Theses Doctoral

Surfing Desire: Transnational Romance and Fantasies in Máncora, Peru

Hidalgo, Anna Patricia

We are living in an age of widening inequality and fragmented social solidarity and trust. Simultaneously, our social connections and relationships are increasingly disperse. In this context, how do people understand and respond to their experiences of marginality and alienation? This dissertation uses the case of transnational intimate relationships in Peru to understand how these relationships and the context in which they occur become sites for individuals to resist experiences of subordination and disaffection, and reimagine future possibilities for themselves.

Máncora, Peru is a small coastal town that has experienced rapid growth as a tourist destination, but that contends with high levels of socio-political and economic informality and precarity. Against this backdrop, I examine the relationships that have emerged between a group of local men and tourist women mainly from North America and Europe.
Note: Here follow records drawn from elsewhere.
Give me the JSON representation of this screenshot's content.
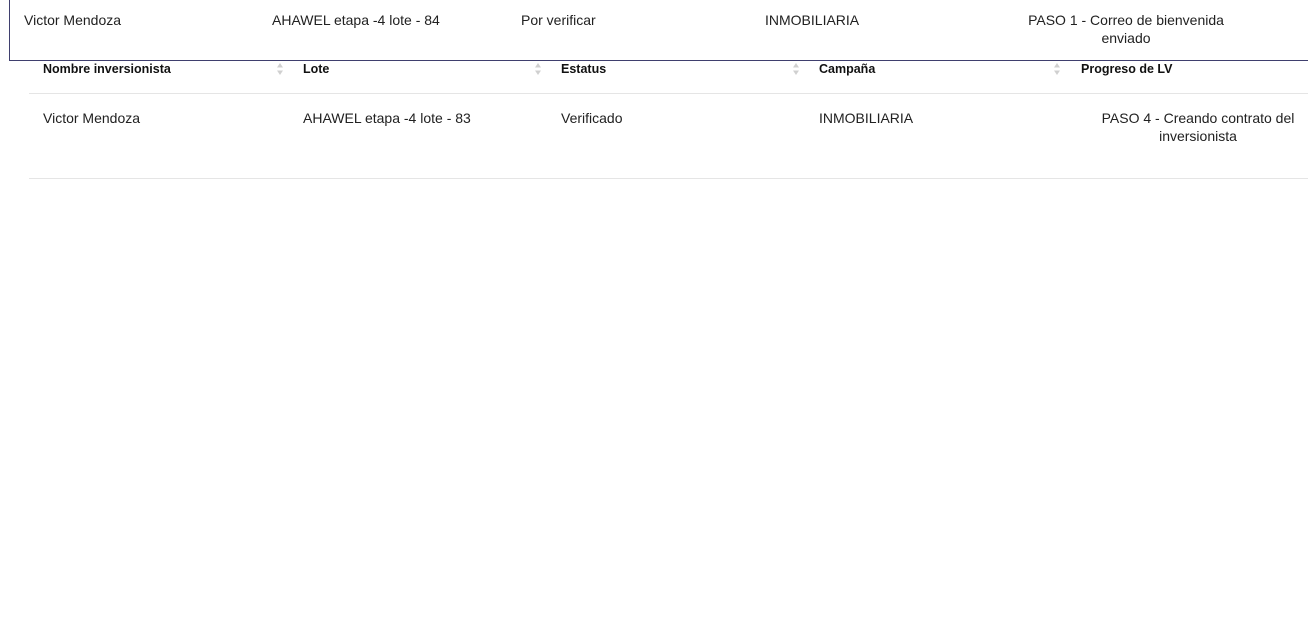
{
  "overlay_row": {
    "name": "Victor Mendoza",
    "lote": "AHAWEL etapa -4 lote - 84",
    "status": "Por verificar",
    "campaign": "INMOBILIARIA",
    "progress": "PASO 1 - Correo de bienvenida enviado"
  },
  "table": {
    "columns": [
      "Nombre inversionista",
      "Lote",
      "Estatus",
      "Campaña",
      "Progreso de LV"
    ],
    "rows": [
      {
        "name": "Victor Mendoza",
        "lote": "AHAWEL etapa -4 lote - 83",
        "status": "Verificado",
        "campaign": "INMOBILIARIA",
        "progress": "PASO 4 - Creando contrato del inversionista"
      }
    ]
  },
  "colors": {
    "overlay_border": "#3f3f6e",
    "row_divider": "#e5e5e5",
    "sort_icon": "#d0d0d0"
  }
}
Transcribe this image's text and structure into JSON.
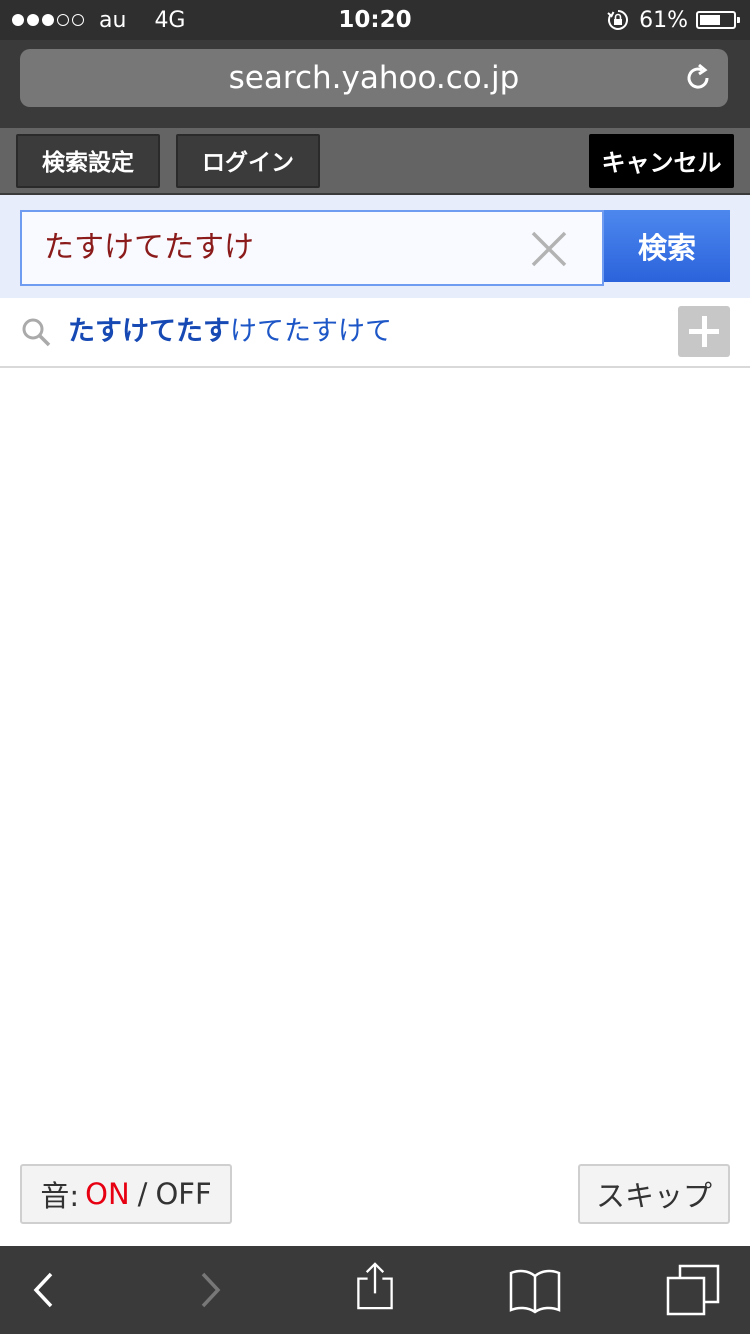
{
  "status_bar": {
    "carrier": "au",
    "network": "4G",
    "time": "10:20",
    "battery_percent": "61%",
    "battery_level": 0.61,
    "signal_bars_filled": 3,
    "signal_bars_total": 5,
    "icons": [
      "signal-dots-icon",
      "orientation-lock-icon",
      "battery-icon"
    ]
  },
  "browser": {
    "url": "search.yahoo.co.jp",
    "reload_icon": "reload-icon"
  },
  "toolbar": {
    "settings_label": "検索設定",
    "login_label": "ログイン",
    "cancel_label": "キャンセル"
  },
  "search": {
    "query": "たすけてたすけ",
    "button_label": "検索",
    "clear_icon": "close-icon"
  },
  "suggestions": [
    {
      "match": "たすけてたす",
      "rest": "けてたすけて"
    }
  ],
  "sound_toggle": {
    "prefix": "音:",
    "on_label": "ON",
    "separator": "/",
    "off_label": "OFF",
    "on_color": "#e60012"
  },
  "skip_label": "スキップ",
  "bottom_bar": {
    "icons": [
      "back-arrow-icon",
      "forward-arrow-icon",
      "share-icon",
      "bookmarks-icon",
      "tabs-icon"
    ]
  }
}
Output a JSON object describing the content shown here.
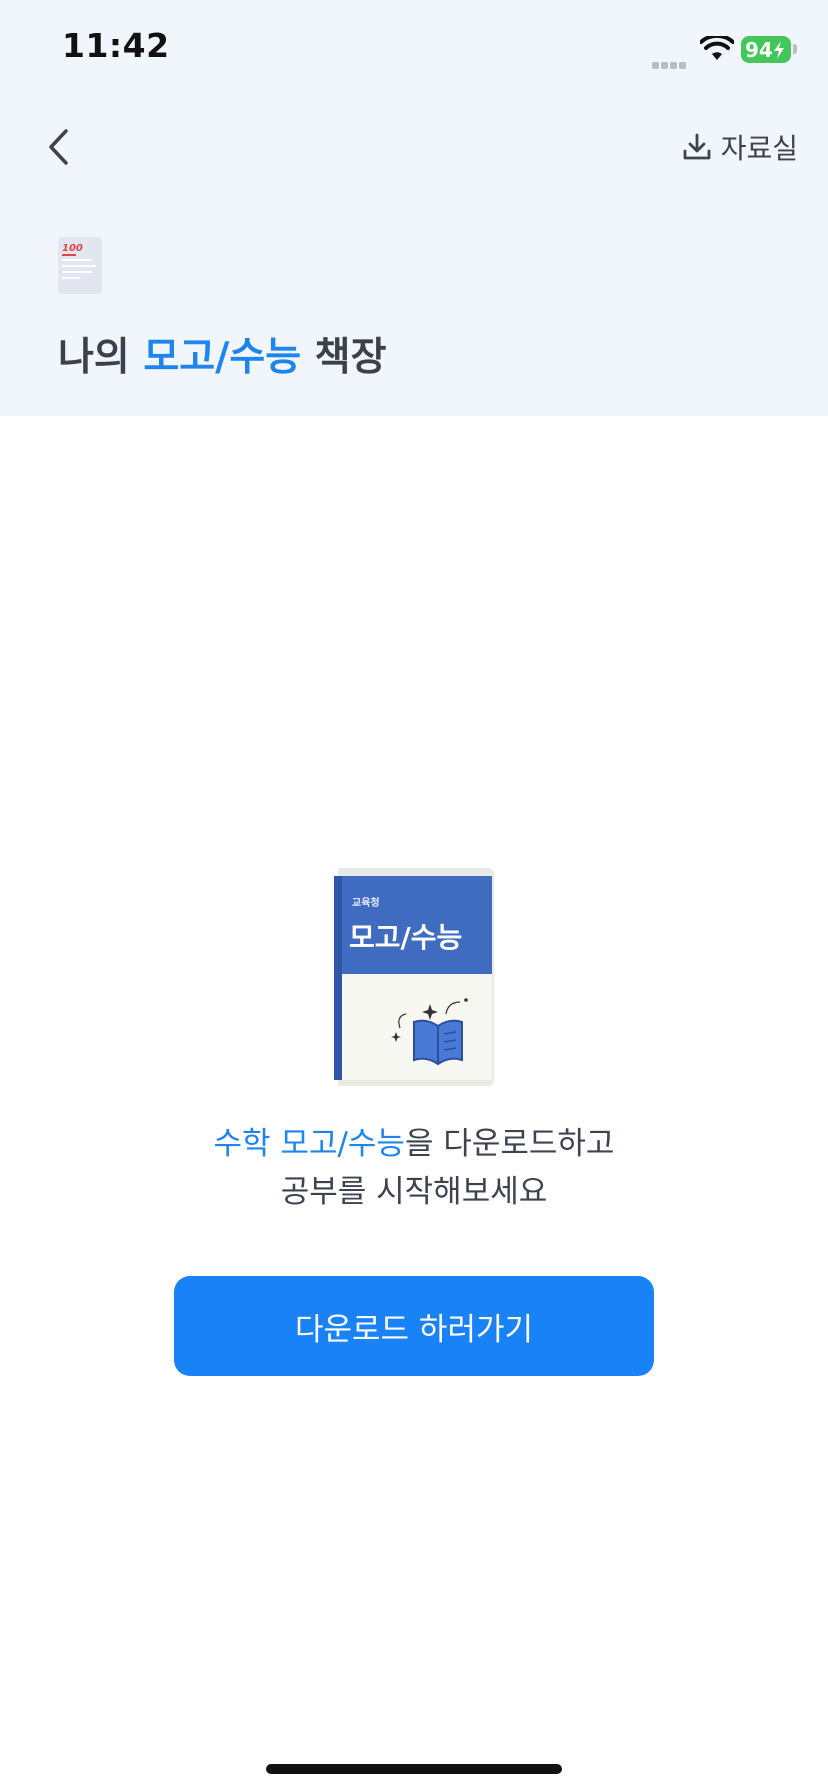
{
  "status_bar": {
    "time": "11:42",
    "battery": "94"
  },
  "nav": {
    "archive_label": "자료실",
    "back_icon": "chevron-left-icon",
    "archive_icon": "download-icon"
  },
  "header": {
    "title_prefix": "나의 ",
    "title_highlight": "모고/수능",
    "title_suffix": " 책장",
    "badge_text": "100"
  },
  "illustration": {
    "publisher": "교육청",
    "book_title": "모고/수능"
  },
  "message": {
    "highlight": "수학 모고/수능",
    "line1_rest": "을 다운로드하고",
    "line2": "공부를 시작해보세요"
  },
  "cta": {
    "label": "다운로드 하러가기"
  },
  "colors": {
    "accent": "#1a82f7",
    "highlight_text": "#1f84ec",
    "header_bg": "#f1f5fc"
  }
}
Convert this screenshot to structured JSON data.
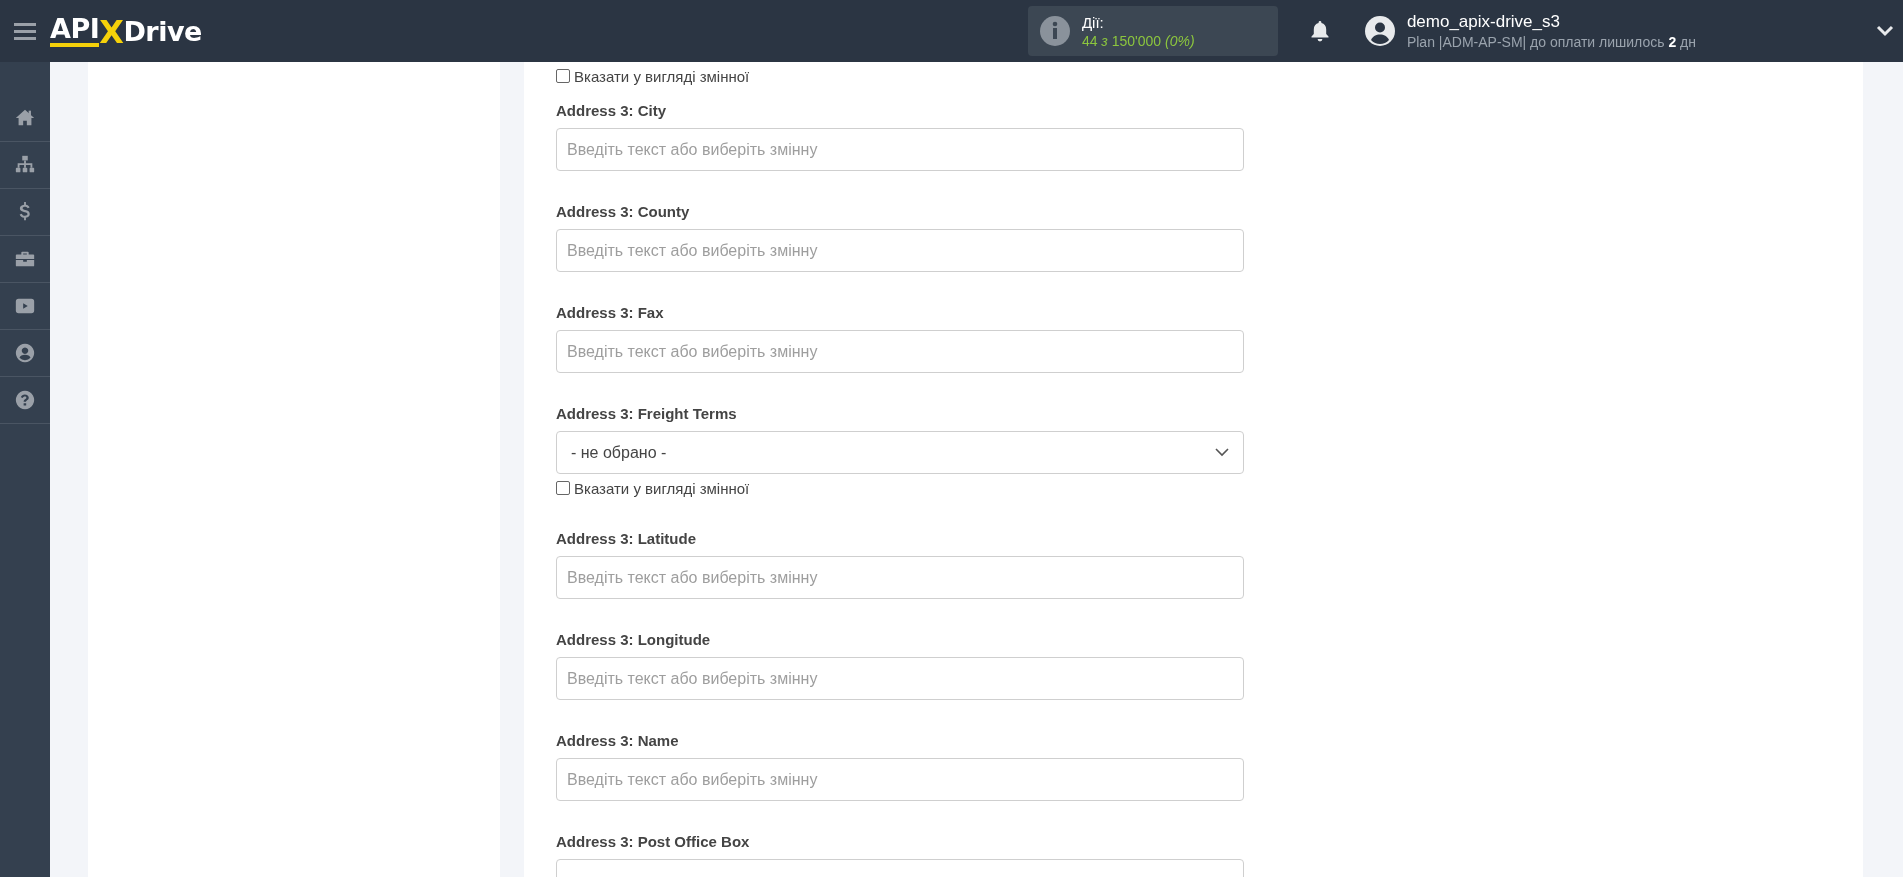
{
  "header": {
    "logo": [
      "API",
      "X",
      "Drive"
    ],
    "actions": {
      "label": "Дії:",
      "usage": "44 *з* 150'000 *(0%)*"
    },
    "user": {
      "name": "demo_apix-drive_s3",
      "plan": "Plan |ADM-AP-SM| до оплати лишилось **2** дн"
    }
  },
  "sidebar": {
    "items": [
      {
        "kind": "home"
      },
      {
        "kind": "hierarchy"
      },
      {
        "kind": "dollar"
      },
      {
        "kind": "briefcase"
      },
      {
        "kind": "video"
      },
      {
        "kind": "user"
      },
      {
        "kind": "help"
      }
    ]
  },
  "form": {
    "top_checkbox": {
      "label": "Вказати у вигляді змінної",
      "checked": false
    },
    "fields": [
      {
        "kind": "text",
        "label": "Address 3: City",
        "placeholder": "Введіть текст або виберіть змінну"
      },
      {
        "kind": "text",
        "label": "Address 3: County",
        "placeholder": "Введіть текст або виберіть змінну"
      },
      {
        "kind": "text",
        "label": "Address 3: Fax",
        "placeholder": "Введіть текст або виберіть змінну"
      },
      {
        "kind": "select",
        "label": "Address 3: Freight Terms",
        "value": "- не обрано -",
        "checkbox": {
          "label": "Вказати у вигляді змінної",
          "checked": false
        }
      },
      {
        "kind": "text",
        "label": "Address 3: Latitude",
        "placeholder": "Введіть текст або виберіть змінну"
      },
      {
        "kind": "text",
        "label": "Address 3: Longitude",
        "placeholder": "Введіть текст або виберіть змінну"
      },
      {
        "kind": "text",
        "label": "Address 3: Name",
        "placeholder": "Введіть текст або виберіть змінну"
      },
      {
        "kind": "text",
        "label": "Address 3: Post Office Box"
      }
    ]
  }
}
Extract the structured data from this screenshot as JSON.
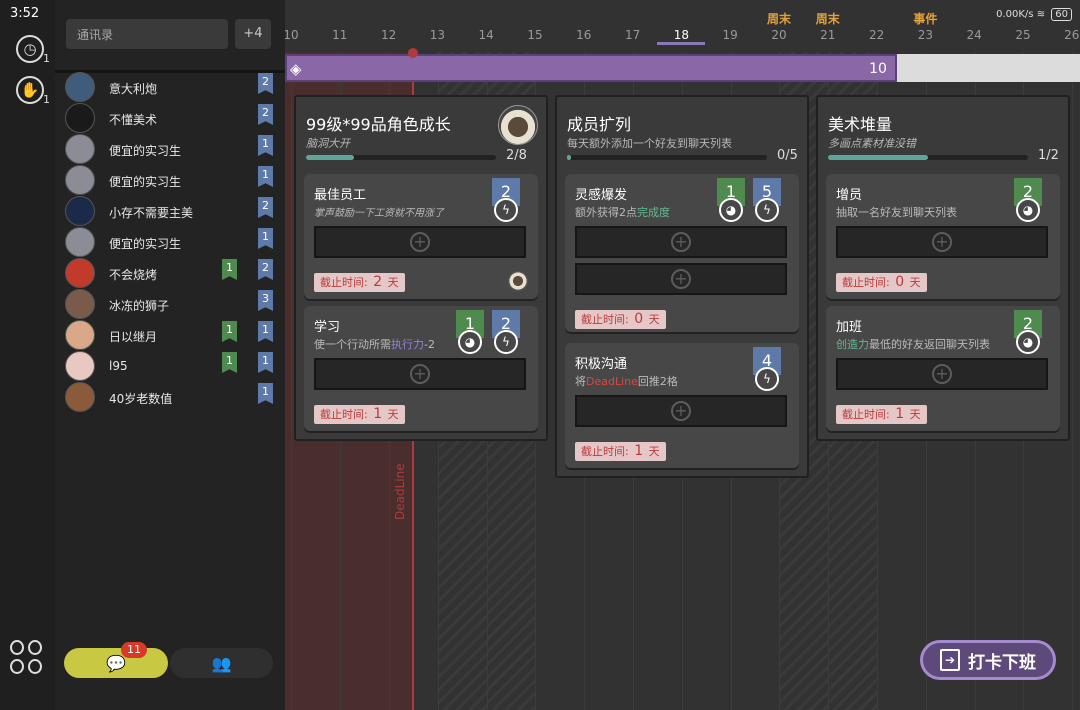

Previous scholarship has understood these relationships as “female sex tourism” or “romance tourism,” however this dissertation moves beyond these sometimes one-dimensional accounts. Ultimately, beyond arguing that these relationships are not merely transactional, I argue that these relationships, and the context in which they occurred, provided the men and women I met in Máncora with something curative: a remedy for the marginality and alienation that they experienced in their everyday lives. Specifically, I examine how their relational pursuits of pleasure, escapism, and desire gave rise to fantasy. This fantasy fueled and was fueled by their relationships, and allowed the men and women to contest and cope with a sense of alienation and marginality engendered by neoliberalism, and make meaning under conditions of structural constraint.

Using qualitative methods, including participant observation, interviews, photography, and social media content analysis, I explore three key themes. Part one describes a masculine subculture that emerged on the beach where the men worked and met their partners. This subculture was premised on pleasure and leisure, and shaped how they cultivated relationships with their partners, managed everyday experiences of subordination, and planned for the future. Part two examines the economic and gendered dynamics that underpinned the women’s desire for travel and escape. These dynamics also shaped why they sought out relationships with unlikely partners, and how they envisioned that they could transform their everyday lives to be more fulfilling. Finally, part three explores the role of fantasy in how the men and women imagined alternative possibilities for themselves within their relationships, and in the touristic context of the town.

This dissertation also makes three key contributions. First, within sociology, Weber’s thesis of the “disenchantment of the world” is well known. It describes the sense of a loss of purpose, meaning, and transcendence in people’s lives as a consequence of modernity and the rationalization of social life. Less explored, however, is Weber’s recognition of the possibility of re-enchantment that can paradoxically emerge in response to these forces as people seek to recover meaning. This dissertation locates this process of re-enchantment in the ways that people engage with fantasy.

Second, this dissertation advances a sociology of fantasy. I define fantasy as material, economic, and erotic imaginaries that allow people to project and construct alternative lives. I argue that fantasy can be understood as operating beyond the realm of individual-level behavior, and be recognized as a social condition or relational phenomenon. I also argue that while sometimes improbable and limiting, fantasies can also be a productive means through which people cope with and contest experiences of marginality and alienation.

Finally, this dissertation makes a theoretical intervention by bridging conceptions of the future from sociology and queer theory. Queer theorists argue for utopian orientations to the world that permit for potentiality where there is none, and a being and doing for the future to move through the present. Sociologists have written about “imagined futures” to describe how people use seemingly irrational ideas about the future to make identity claims, assert moral worthiness, and transcend present realities. I argue that queer theory provides us with models for thinking about the reasons for, and means through which, marginalized people find spaces to exist, thrive, assert identity, and find community. A queer lens is useful because it demonstrates how and why marginality can lead to responses centered around pleasure, utopic imaginaries, and the projection of alternative futures.

Geographic Areas


This item is currently under embargo. It will be available starting 2028-08-23.

More About This Work

Academic Units
Thesis Advisors
Khan, Shamus
Ph.D., Columbia University
Published Here
September 6, 2023